A community perk is offered every day of the week at the business incubator.
Monday: Community Lunch
12-1 p.m. Bring your lunch and engage with Right Choice Program members as they perfect their Investor Pitches.
4:30-6:30 p.m. Engage, bounce ideas off of like-minded individuals, learn from each other, and grow. Facilitated by CMURC team members.
Wednesday: Wellness Wednesday
Learn what wellness means to the CMURC community with fun, creative ways to keep your body, mind, and heart well. You can also participate in a weekly FitBit challenge.
Thursday: Beer :30
4:30-5:30 p.m. Kick back and connect in an informal setting and talk about what you need as a business owner.

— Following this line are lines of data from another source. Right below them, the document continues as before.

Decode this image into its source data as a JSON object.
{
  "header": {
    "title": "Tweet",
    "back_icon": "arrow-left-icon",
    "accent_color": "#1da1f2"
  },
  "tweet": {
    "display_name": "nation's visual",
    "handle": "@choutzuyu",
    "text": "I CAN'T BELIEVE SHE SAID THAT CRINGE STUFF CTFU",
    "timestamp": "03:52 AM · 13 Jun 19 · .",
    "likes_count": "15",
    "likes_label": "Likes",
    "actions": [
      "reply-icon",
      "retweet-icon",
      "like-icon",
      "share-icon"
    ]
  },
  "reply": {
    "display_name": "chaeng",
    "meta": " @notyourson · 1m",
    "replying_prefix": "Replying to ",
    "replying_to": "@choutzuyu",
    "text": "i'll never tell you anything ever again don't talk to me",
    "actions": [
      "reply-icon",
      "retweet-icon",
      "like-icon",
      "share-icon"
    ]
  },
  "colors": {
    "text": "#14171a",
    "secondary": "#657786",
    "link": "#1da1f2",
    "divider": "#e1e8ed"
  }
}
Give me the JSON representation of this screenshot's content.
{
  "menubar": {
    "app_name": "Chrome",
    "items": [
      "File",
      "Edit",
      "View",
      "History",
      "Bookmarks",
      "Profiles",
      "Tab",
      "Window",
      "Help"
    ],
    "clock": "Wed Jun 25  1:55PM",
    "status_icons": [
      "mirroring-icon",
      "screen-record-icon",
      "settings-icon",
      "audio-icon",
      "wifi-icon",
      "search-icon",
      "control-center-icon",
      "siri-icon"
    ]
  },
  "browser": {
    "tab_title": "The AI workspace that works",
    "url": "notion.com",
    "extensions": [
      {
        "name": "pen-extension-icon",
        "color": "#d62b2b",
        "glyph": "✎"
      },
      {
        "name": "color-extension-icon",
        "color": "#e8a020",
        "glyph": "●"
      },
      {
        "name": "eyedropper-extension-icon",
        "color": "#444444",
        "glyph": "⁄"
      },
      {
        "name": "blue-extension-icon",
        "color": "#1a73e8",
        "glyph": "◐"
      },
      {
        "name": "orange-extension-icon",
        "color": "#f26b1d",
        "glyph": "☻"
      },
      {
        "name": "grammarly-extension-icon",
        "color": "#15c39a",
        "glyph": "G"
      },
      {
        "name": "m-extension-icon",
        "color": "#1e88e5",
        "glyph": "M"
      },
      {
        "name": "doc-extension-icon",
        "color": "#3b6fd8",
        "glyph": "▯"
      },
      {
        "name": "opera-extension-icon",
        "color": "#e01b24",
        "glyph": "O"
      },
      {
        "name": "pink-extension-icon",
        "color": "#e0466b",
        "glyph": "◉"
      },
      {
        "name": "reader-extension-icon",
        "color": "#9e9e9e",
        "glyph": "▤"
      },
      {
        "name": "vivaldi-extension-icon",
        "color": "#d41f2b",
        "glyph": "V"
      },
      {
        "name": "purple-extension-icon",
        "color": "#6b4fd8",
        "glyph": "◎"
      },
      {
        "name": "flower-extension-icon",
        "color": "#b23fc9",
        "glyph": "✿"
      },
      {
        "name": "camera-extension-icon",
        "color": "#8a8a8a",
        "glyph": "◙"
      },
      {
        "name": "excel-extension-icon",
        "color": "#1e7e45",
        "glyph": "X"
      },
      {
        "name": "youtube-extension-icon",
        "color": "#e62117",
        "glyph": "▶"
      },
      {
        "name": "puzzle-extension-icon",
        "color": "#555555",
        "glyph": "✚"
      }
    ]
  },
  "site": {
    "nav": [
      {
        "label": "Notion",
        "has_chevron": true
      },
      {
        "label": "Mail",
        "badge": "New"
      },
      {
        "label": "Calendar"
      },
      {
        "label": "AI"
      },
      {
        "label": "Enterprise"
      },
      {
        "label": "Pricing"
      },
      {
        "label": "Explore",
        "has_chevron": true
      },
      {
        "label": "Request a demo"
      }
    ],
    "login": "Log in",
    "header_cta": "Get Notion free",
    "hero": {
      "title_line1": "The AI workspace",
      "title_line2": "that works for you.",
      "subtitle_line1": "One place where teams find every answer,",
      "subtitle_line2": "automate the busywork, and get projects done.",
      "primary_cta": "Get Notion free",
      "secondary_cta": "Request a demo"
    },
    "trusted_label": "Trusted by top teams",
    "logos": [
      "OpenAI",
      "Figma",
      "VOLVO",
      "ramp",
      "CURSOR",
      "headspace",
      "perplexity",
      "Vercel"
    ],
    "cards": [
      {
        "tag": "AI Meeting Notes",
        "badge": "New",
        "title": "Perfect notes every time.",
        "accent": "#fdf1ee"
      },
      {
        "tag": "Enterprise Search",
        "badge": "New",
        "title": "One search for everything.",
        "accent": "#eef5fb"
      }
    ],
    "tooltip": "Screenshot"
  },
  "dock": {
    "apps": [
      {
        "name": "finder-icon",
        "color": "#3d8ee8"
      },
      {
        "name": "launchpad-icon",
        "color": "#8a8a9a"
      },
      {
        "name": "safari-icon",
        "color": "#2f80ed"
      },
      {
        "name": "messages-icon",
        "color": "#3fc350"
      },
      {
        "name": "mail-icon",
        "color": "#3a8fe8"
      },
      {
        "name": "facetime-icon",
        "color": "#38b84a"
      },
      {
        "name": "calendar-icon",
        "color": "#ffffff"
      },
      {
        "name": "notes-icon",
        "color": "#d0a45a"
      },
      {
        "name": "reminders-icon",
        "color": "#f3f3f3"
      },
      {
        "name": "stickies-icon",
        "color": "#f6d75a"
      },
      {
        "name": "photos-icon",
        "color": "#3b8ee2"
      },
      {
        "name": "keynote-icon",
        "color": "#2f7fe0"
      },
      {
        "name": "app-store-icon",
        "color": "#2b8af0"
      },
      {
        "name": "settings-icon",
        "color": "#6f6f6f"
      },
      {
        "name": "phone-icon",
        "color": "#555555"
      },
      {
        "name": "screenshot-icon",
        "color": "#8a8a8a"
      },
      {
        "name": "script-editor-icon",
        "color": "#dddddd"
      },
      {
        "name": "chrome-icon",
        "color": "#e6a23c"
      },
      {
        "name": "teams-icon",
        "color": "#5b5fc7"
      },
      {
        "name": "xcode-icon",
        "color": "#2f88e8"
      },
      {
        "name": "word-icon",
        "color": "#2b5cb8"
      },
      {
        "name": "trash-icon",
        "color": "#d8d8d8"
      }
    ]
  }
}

You will most likely find the some of the CMURC team at Beer :30.
Friday: Food Truck Friday Face Off (Summer Perk)
11 a.m.-2 p.m. Walk outside the front door to purchase lunch or sweet treats from food trucks, restaurants and caterers from across the Great Lakes Bay Region every Friday from June through August. This event, which takes place in the front parking lot of CMURC Mount Pleasant, is open to the public.
"We've gotten integrated with a lot of entrepreneurs and companies looking to strengthen the awareness about our company and what we do," said Erin Strang, president and CEO of CMURC.
"We're very hopeful we'll have enough of a presence to help entrepreneurs in the Great Lakes Bay Region."
How to become a member
Day pass ($15 per day): Allows one day access on Monday-Friday from 8 a.m. to 5 p.m.
Basic membership ($150 per month): A basic membership provides 24/7 access in one location, professional conference room access, wireless internet access, CMURC social community connections, participation in all community perks and kitchen facilities.
Regional membership ($250 per month): The membership provides one dedicated desk at a headquarter location, 24/7 access at all locations, designated mailbox and lockable file cabinest, professional conference room access, wireless internet access, CMURC social community connections, participation in all community perks and access to kitchen facilities.
Corporate partner drop-in ($1,800 a year): Monday-Friday from 8 a.m. to 5 p.m. access (all locations), online name, and logo with external link.
Corporate partner powerhouse ($5,000 a year): Unlimited Participant CoWork Access (all locations),online name, logo with external link, off-site meeting room, private training space (classroom seats 30), digital, social, and print marketing inclusion, and company signage at CMURC.